More than 100 people gathered in a park in Katherine on March 24 to launch the Frack-Free NT Roadshow, a group of pastoralists, traditional owners and environmentalists doing community education and outreach in the Roper and gulf country.
Days before the event, the Northern Territory government announced it had granted a petroleum exploration licence over a massive parcel of land near Katherine. The licence covered iconic Elsey Station and Bitter Springs — both prime pastoral land — and the Aboriginal community of Jilkminggan, 25 kilometres south of Mataranka.
Many people at the March 25 event had not heard the news and were devastated. However the mood was strong and defiant. A range of speakers, including traditional owners and pastoralists, described their commitment to stop companies fracking the land. There was a sense of different parts of the community uniting behind an important cause.
Pastoralist Daniel Tapp, from Big River Station, told of other extractive companies on his land, and how few rights he had — he hadn't even known they were there until he was out checking the fences one day. This is entirely legal under the loose regulatory framework of the NT.
"When I say my land, I really mean our land,” Tapp said. "I'm just looking after it. We all have to look after it … Lock the gates, people, before it's too late."
Nancy McDinney, a Garawa traditional owner, was one of a group of leaders joining the roadshow from Borroloola.
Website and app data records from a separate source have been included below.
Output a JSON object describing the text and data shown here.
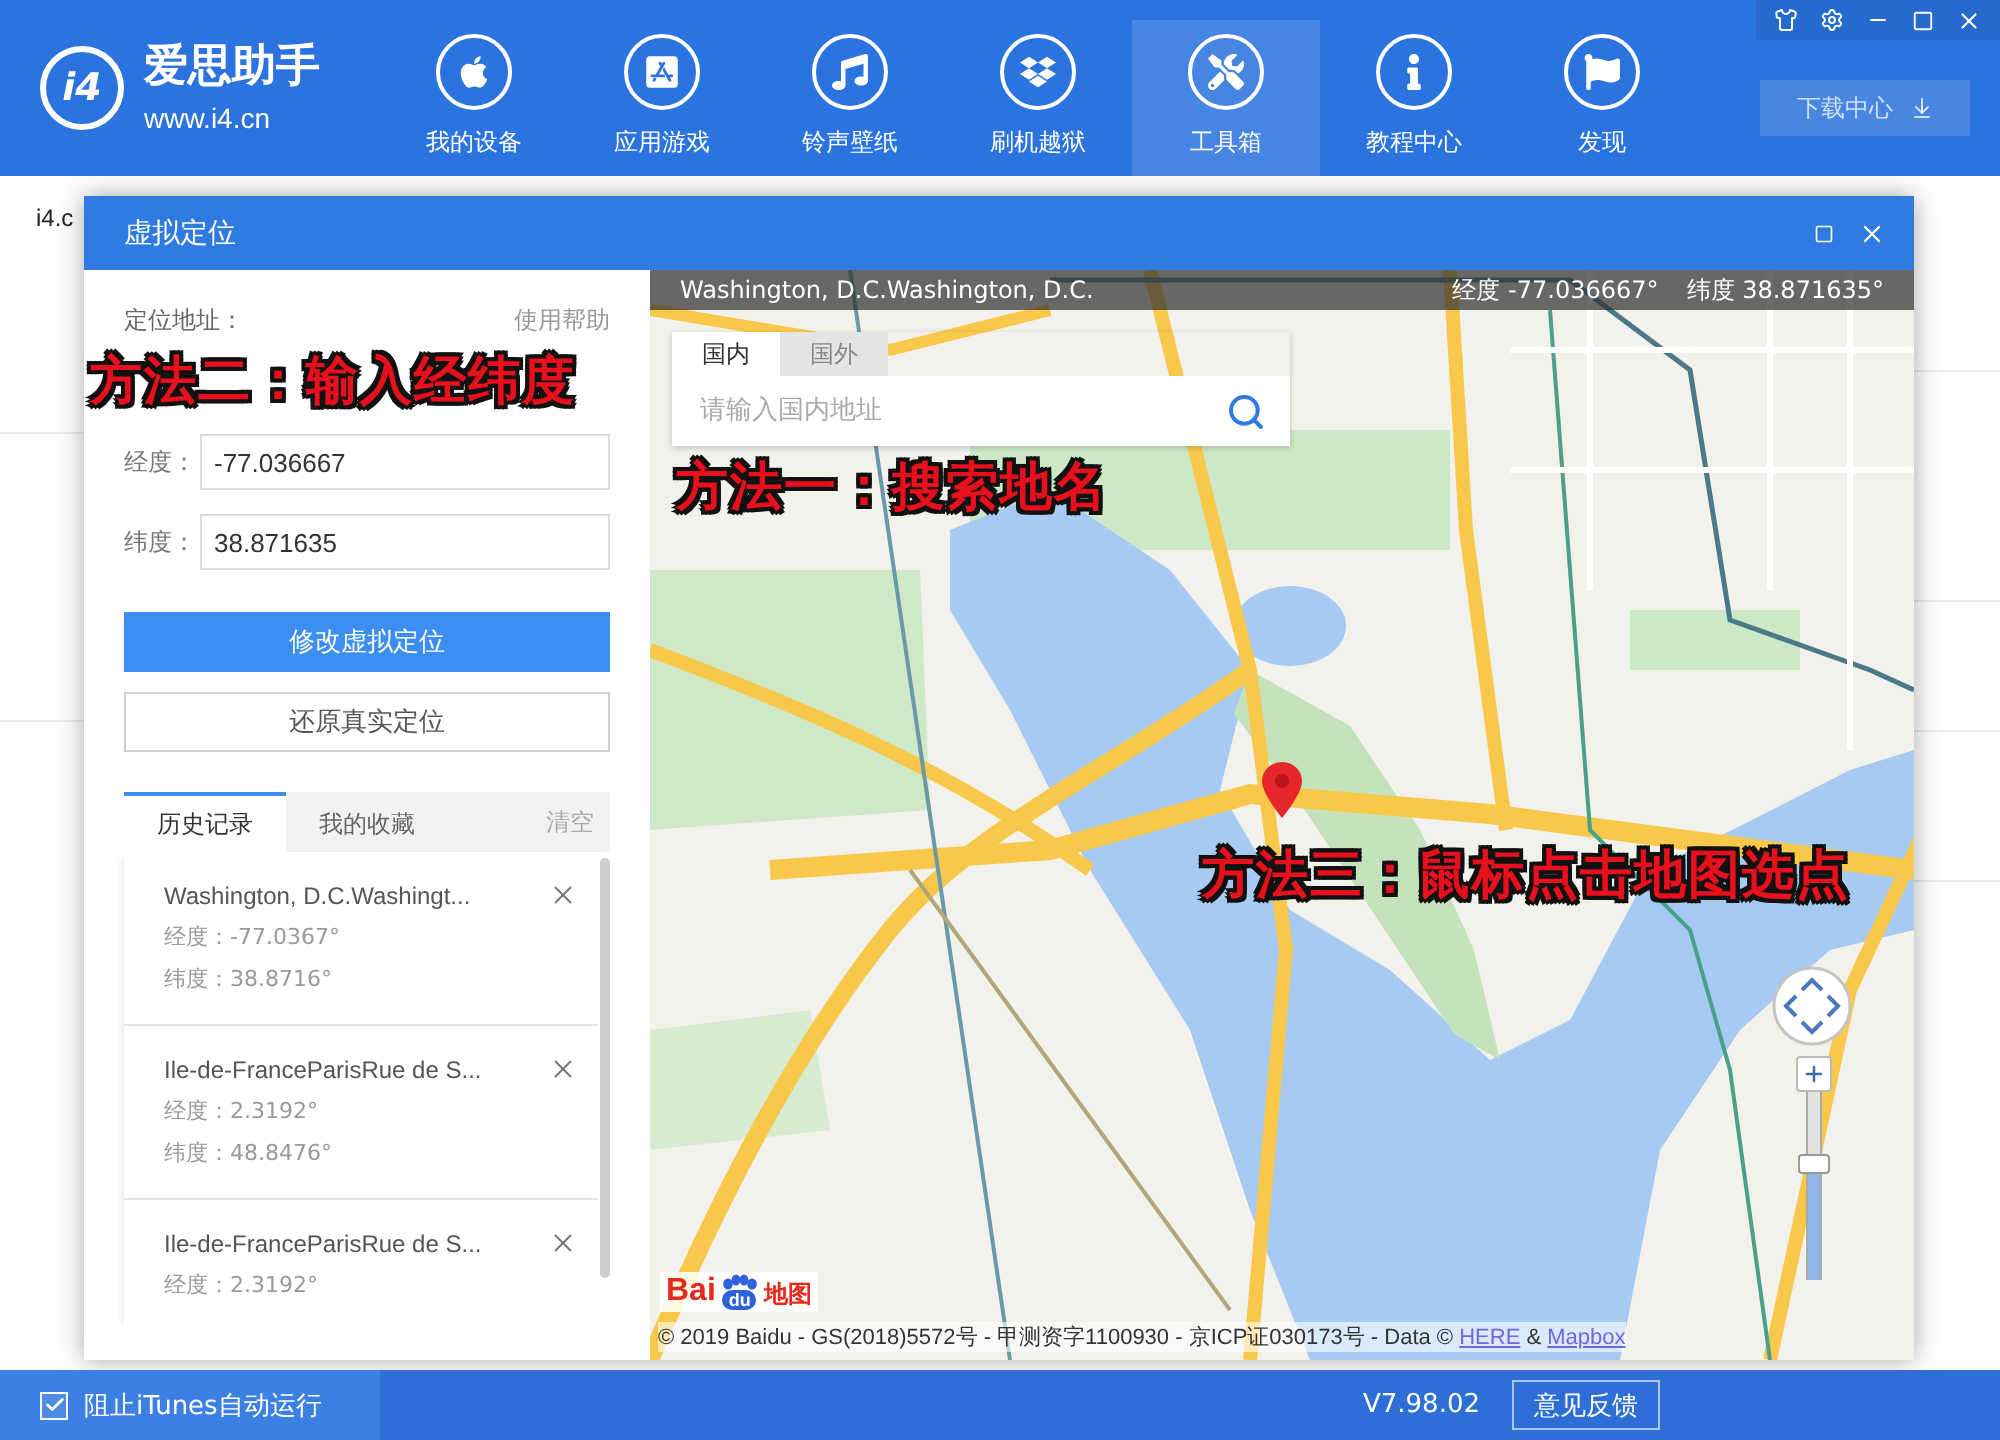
{
  "app": {
    "logo_mark": "i4",
    "name": "爱思助手",
    "url": "www.i4.cn"
  },
  "nav": [
    {
      "label": "我的设备",
      "selected": false
    },
    {
      "label": "应用游戏",
      "selected": false
    },
    {
      "label": "铃声壁纸",
      "selected": false
    },
    {
      "label": "刷机越狱",
      "selected": false
    },
    {
      "label": "工具箱",
      "selected": true
    },
    {
      "label": "教程中心",
      "selected": false
    },
    {
      "label": "发现",
      "selected": false
    }
  ],
  "download_button": {
    "label": "下载中心"
  },
  "background": {
    "tab_text": "i4.c"
  },
  "dialog": {
    "title": "虚拟定位"
  },
  "location_panel": {
    "address_label": "定位地址：",
    "help_link": "使用帮助",
    "annotation": "方法二：输入经纬度",
    "fields": [
      {
        "label": "经度：",
        "value": "-77.036667"
      },
      {
        "label": "纬度：",
        "value": "38.871635"
      }
    ],
    "buttons": [
      {
        "label": "修改虚拟定位",
        "kind": "primary"
      },
      {
        "label": "还原真实定位",
        "kind": "secondary"
      }
    ],
    "tabs": [
      {
        "label": "历史记录",
        "selected": true
      },
      {
        "label": "我的收藏",
        "selected": false
      }
    ],
    "clear_link": "清空",
    "history": [
      {
        "title": "Washington, D.C.Washingt...",
        "longitude": "经度：-77.0367°",
        "latitude": "纬度：38.8716°"
      },
      {
        "title": "Ile-de-FranceParisRue de S...",
        "longitude": "经度：2.3192°",
        "latitude": "纬度：48.8476°"
      },
      {
        "title": "Ile-de-FranceParisRue de S...",
        "longitude": "经度：2.3192°"
      }
    ]
  },
  "map": {
    "place": "Washington, D.C.Washington, D.C.",
    "longitude": "经度 -77.036667°",
    "latitude": "纬度 38.871635°",
    "search": {
      "tabs": [
        {
          "label": "国内",
          "selected": true
        },
        {
          "label": "国外",
          "selected": false
        }
      ],
      "placeholder": "请输入国内地址"
    },
    "annotations": [
      "方法一：搜索地名",
      "方法三：鼠标点击地图选点"
    ],
    "zoom": {
      "level": 0.63
    },
    "logo": {
      "prefix": "Bai",
      "mark": "du",
      "suffix": "地图"
    },
    "copyright": {
      "text": "© 2019 Baidu - GS(2018)5572号 - 甲测资字1100930 - 京ICP证030173号 - Data © ",
      "links": [
        "HERE",
        "Mapbox"
      ],
      "joiner": " & "
    }
  },
  "status_bar": {
    "itunes_block": {
      "label": "阻止iTunes自动运行",
      "checked": true
    },
    "version": "V7.98.02",
    "feedback_button": "意见反馈"
  }
}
McDinney and others have been launching a strong campaign against contamination of their country by the McArthur River zinc, lead and silver mine. Petroleum companies also have that area in their sights and McDinney and her family are gearing up for a fight.
"The land is more important," she told the crowd. "Our rivers, our bush life. Countrymen: we speak different languages but we need to come together and say ‘frack off!’."
Djungan custodian Colin Judulu Neale from Yarrabin in North Queensland is part of a small delegation of traditional owners joining the roadshow from across the border. They have been fighting the damaging and invasive unconventional gas industry in their country. He reminded the audience that Aboriginal law gave everyone the responsibility to share and protect country.
Dr Bruce Hocking, a long-time GP from Katherine, was concerned about the lack of adequate research into the health risks associated with fracking. "We don't want fracking to be our generation's thalidomide."
The roadshow, which includes David Morris from the Environmental Defenders Office, Tapp, McDinney and other traditional owners, and representatives from the Frack Free NT Alliance, will visit pastoral stations, communities and outstations targeted by petroleum countries.
The roadshow comes just after the NT government released the Hawke Report into hydraulic fracturing in the NT. The report found that a robust and effective regulatory regime was not yet in place in the NT, but said there was "no justification whatsoever for the imposition of a moratorium". Despite the lack of adequate regulation, the NT government appears to be going full steam ahead with the granting of exploration licenses.
Lauren Mellor from the Frack-Free Alliance said: “NT Petroleum Law is the weakest in Australia, and landholders have few rights to stop access to unwanted invasive exploration and mining on their land. The regulators NT EPA [Environment Protection Agency] and NT DME [Department of Mines and Energy] are unprepared and under-resourced to manage the risk posed by the thousands of wells planned by shale gas companies in the NT.
“If fracking goes ahead it will be communities, landholders and the public who will be left with the long-term economic and environmental costs, not the gas companies or even the current NT government who will be long gone.”